Exercise description
Could you return each line of the material that has "this" in it?

# # # # #

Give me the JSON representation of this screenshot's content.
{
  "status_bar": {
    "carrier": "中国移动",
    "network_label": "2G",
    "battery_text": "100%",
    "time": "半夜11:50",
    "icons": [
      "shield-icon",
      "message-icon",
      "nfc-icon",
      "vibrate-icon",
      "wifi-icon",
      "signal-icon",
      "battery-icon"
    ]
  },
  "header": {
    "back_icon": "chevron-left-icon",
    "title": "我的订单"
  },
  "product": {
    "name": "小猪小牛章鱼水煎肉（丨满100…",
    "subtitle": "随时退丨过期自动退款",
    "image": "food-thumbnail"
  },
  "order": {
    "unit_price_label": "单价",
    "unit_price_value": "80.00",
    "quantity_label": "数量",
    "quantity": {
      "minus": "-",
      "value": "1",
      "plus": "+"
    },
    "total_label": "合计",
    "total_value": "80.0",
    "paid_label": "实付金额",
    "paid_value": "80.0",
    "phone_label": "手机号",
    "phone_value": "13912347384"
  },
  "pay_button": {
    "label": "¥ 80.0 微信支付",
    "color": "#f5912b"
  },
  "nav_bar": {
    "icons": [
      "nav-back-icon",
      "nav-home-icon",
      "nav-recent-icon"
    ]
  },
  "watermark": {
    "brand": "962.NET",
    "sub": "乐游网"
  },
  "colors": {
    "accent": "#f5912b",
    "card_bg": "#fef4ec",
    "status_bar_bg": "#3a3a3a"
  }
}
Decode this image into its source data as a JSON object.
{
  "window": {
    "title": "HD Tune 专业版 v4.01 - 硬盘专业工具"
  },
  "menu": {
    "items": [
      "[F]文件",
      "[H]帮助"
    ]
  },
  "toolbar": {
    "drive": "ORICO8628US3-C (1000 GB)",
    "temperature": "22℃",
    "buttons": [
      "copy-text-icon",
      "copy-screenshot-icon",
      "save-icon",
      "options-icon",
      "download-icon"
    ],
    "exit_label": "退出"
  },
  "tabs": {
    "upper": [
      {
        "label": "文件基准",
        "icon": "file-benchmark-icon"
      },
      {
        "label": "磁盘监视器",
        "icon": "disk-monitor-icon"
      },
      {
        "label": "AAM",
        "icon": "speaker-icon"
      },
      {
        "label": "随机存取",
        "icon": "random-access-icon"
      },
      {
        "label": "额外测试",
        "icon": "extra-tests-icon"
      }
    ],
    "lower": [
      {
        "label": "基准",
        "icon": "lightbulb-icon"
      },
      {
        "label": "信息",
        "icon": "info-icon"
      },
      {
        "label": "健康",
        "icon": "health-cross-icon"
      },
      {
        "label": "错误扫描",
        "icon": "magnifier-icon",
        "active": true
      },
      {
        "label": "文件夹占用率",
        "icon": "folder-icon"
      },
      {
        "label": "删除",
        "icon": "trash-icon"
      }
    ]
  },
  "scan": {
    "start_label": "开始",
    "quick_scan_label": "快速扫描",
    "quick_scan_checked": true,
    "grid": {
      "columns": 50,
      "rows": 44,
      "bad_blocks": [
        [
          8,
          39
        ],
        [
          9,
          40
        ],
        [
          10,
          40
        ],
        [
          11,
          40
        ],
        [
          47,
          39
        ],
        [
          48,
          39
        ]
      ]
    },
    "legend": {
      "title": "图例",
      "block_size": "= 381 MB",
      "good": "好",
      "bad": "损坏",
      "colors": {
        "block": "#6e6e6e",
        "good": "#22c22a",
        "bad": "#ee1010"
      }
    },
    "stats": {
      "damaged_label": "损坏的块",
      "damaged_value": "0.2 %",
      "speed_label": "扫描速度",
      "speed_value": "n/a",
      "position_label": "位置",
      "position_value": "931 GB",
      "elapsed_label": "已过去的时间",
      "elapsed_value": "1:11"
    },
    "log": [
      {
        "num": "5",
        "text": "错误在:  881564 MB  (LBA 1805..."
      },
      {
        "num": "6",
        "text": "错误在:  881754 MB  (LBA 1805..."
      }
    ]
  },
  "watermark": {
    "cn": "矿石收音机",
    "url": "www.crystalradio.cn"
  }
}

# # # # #

Answer space
Give me the JSON representation of this screenshot's content.
Decode this image into its source data as a JSON object.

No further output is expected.